* [Exercise aim]:
Show each line of the data below that has the string "Voltage" in it.

[Element data from apps and pages]
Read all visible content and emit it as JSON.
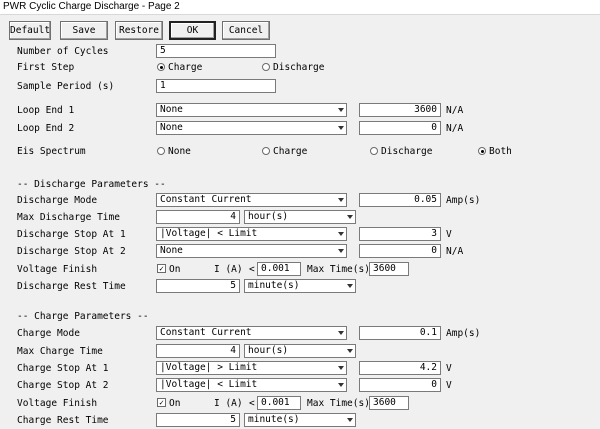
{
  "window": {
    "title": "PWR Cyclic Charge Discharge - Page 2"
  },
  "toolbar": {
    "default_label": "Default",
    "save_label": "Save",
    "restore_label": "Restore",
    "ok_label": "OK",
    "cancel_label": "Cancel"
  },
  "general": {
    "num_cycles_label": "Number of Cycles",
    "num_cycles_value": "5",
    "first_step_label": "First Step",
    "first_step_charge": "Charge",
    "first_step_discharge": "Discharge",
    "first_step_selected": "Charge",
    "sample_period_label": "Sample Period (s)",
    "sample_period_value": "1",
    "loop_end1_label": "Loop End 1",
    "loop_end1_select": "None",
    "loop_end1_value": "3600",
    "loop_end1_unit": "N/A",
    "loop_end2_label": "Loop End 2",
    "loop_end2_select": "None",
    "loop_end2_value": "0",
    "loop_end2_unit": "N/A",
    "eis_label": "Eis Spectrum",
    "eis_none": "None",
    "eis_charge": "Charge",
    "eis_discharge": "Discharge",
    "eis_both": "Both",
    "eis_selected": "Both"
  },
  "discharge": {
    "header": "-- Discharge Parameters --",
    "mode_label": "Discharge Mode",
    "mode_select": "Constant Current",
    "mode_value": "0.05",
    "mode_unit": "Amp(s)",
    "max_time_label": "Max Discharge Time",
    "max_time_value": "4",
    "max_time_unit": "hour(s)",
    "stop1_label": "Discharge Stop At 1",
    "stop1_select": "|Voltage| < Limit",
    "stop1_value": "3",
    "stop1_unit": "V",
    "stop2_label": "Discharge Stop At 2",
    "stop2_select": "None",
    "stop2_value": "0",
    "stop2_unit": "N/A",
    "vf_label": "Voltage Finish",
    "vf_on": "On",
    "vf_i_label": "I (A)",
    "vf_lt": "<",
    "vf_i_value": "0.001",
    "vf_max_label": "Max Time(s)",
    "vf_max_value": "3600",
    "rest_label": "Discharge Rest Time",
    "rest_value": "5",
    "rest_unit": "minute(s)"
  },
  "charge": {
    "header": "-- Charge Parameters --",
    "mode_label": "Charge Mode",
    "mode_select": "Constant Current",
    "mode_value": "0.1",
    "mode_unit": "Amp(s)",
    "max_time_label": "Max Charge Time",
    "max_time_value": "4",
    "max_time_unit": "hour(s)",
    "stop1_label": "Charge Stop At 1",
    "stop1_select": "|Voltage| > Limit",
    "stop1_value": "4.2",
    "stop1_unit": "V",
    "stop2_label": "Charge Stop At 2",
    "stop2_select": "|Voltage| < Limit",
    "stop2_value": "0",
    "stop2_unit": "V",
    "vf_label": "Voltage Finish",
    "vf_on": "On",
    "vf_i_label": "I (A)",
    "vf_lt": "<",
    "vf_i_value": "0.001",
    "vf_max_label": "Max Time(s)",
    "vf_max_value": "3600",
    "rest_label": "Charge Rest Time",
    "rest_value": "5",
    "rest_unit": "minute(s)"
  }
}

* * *

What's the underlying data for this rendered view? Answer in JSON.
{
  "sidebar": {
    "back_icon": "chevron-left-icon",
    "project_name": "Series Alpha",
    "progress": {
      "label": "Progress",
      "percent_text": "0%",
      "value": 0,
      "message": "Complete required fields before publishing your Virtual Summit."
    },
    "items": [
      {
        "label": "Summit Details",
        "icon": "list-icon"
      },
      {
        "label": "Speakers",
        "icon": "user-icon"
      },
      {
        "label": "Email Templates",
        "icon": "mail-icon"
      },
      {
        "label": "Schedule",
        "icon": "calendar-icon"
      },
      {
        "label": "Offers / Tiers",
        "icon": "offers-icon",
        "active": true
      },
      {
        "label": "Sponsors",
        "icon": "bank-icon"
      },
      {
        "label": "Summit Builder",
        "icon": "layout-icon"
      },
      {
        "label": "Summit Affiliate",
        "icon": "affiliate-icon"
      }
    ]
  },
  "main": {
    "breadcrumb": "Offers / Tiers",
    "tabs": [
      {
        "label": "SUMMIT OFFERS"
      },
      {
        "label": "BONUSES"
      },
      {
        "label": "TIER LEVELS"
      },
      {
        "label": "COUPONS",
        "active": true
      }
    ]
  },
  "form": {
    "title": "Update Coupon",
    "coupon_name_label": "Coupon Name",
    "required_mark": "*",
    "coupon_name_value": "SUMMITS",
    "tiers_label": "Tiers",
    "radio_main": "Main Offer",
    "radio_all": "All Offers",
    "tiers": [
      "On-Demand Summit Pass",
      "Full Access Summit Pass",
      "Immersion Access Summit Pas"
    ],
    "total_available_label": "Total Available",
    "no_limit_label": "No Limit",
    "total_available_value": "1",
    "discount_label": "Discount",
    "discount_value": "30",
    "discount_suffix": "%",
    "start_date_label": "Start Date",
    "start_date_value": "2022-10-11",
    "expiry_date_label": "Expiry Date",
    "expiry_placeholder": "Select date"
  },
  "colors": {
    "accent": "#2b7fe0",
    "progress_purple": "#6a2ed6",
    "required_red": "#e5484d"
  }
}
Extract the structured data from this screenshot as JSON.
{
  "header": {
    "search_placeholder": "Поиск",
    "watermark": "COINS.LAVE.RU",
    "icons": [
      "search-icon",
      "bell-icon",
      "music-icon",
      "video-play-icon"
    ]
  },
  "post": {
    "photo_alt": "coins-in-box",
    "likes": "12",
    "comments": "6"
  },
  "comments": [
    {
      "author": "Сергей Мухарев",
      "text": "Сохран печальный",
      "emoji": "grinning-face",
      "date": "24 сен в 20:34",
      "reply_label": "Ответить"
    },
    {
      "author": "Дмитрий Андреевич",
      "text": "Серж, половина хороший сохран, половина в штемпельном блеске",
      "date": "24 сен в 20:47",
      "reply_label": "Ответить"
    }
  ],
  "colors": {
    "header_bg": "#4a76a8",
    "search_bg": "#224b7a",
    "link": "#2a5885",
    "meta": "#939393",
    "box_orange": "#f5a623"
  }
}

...

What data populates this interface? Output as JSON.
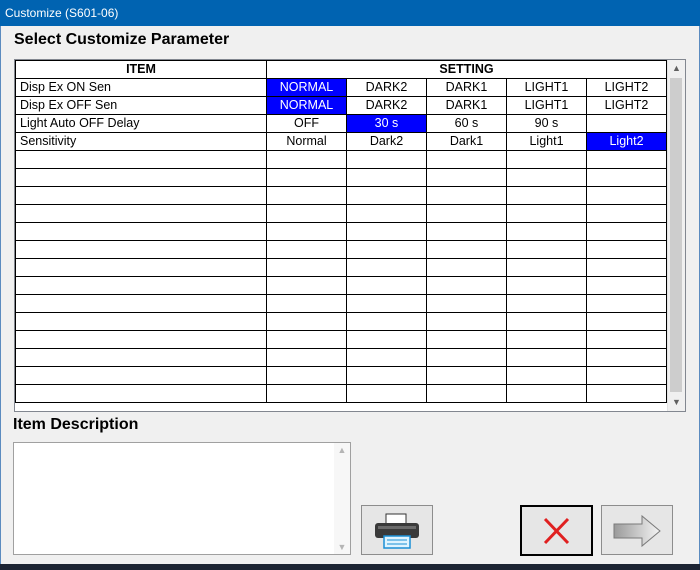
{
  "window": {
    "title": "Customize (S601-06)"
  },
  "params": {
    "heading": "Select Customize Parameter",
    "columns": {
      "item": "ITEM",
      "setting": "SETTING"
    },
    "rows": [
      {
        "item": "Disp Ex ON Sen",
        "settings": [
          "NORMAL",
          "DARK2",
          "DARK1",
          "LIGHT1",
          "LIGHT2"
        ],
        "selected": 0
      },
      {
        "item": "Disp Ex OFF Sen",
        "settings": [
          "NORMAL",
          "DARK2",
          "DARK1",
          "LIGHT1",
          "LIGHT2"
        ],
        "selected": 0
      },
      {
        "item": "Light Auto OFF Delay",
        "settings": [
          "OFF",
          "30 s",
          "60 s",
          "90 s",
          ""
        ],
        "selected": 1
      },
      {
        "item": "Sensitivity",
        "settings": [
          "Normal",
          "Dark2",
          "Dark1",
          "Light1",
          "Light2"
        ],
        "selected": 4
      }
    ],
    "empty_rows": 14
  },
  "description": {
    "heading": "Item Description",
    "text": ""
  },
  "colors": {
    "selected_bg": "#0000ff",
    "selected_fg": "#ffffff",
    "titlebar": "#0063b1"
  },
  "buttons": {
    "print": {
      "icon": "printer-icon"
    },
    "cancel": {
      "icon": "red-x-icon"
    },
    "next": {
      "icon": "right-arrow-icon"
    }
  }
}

* [Response to the task]:
    "stop1_select": "|Voltage| < Limit",
    "vf_label": "Voltage Finish",
    "stop1_select": "|Voltage| > Limit",
    "stop2_select": "|Voltage| < Limit",
    "vf_label": "Voltage Finish",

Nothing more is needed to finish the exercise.